__Task directions__: Keeping every character intact, repeat the whole listing.

__Data in this exercise__:
....................
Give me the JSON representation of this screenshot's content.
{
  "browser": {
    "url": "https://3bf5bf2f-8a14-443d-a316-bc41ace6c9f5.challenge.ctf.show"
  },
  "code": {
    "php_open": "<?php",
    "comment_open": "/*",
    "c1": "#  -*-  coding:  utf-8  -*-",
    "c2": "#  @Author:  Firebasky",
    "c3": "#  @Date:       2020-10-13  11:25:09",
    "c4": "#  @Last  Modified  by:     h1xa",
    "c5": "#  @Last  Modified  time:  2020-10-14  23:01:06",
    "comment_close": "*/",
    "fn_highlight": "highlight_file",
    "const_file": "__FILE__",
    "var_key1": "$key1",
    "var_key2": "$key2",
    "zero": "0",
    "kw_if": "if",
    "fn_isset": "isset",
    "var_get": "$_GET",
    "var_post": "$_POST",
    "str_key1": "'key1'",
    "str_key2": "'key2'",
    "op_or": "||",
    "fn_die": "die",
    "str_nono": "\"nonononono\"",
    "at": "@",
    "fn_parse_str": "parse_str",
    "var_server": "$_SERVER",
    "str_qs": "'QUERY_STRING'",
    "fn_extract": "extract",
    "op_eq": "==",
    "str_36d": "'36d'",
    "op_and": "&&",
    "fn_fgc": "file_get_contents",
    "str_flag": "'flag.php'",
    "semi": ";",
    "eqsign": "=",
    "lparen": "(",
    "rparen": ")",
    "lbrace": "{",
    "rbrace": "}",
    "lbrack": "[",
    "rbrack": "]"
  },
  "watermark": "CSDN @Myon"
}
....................
__Written solution__:
Give me the JSON representation of this screenshot's content.
{
  "browser": {
    "url": "https://3bf5bf2f-8a14-443d-a316-bc41ace6c9f5.challenge.ctf.show"
  },
  "code": {
    "php_open": "<?php",
    "comment_open": "/*",
    "c1": "#  -*-  coding:  utf-8  -*-",
    "c2": "#  @Author:  Firebasky",
    "c3": "#  @Date:       2020-10-13  11:25:09",
    "c4": "#  @Last  Modified  by:     h1xa",
    "c5": "#  @Last  Modified  time:  2020-10-14  23:01:06",
    "comment_close": "*/",
    "fn_highlight": "highlight_file",
    "const_file": "__FILE__",
    "var_key1": "$key1",
    "var_key2": "$key2",
    "zero": "0",
    "kw_if": "if",
    "fn_isset": "isset",
    "var_get": "$_GET",
    "var_post": "$_POST",
    "str_key1": "'key1'",
    "str_key2": "'key2'",
    "op_or": "||",
    "fn_die": "die",
    "str_nono": "\"nonononono\"",
    "at": "@",
    "fn_parse_str": "parse_str",
    "var_server": "$_SERVER",
    "str_qs": "'QUERY_STRING'",
    "fn_extract": "extract",
    "op_eq": "==",
    "str_36d": "'36d'",
    "op_and": "&&",
    "fn_fgc": "file_get_contents",
    "str_flag": "'flag.php'",
    "semi": ";",
    "eqsign": "=",
    "lparen": "(",
    "rparen": ")",
    "lbrace": "{",
    "rbrace": "}",
    "lbrack": "[",
    "rbrack": "]"
  },
  "watermark": "CSDN @Myon"
}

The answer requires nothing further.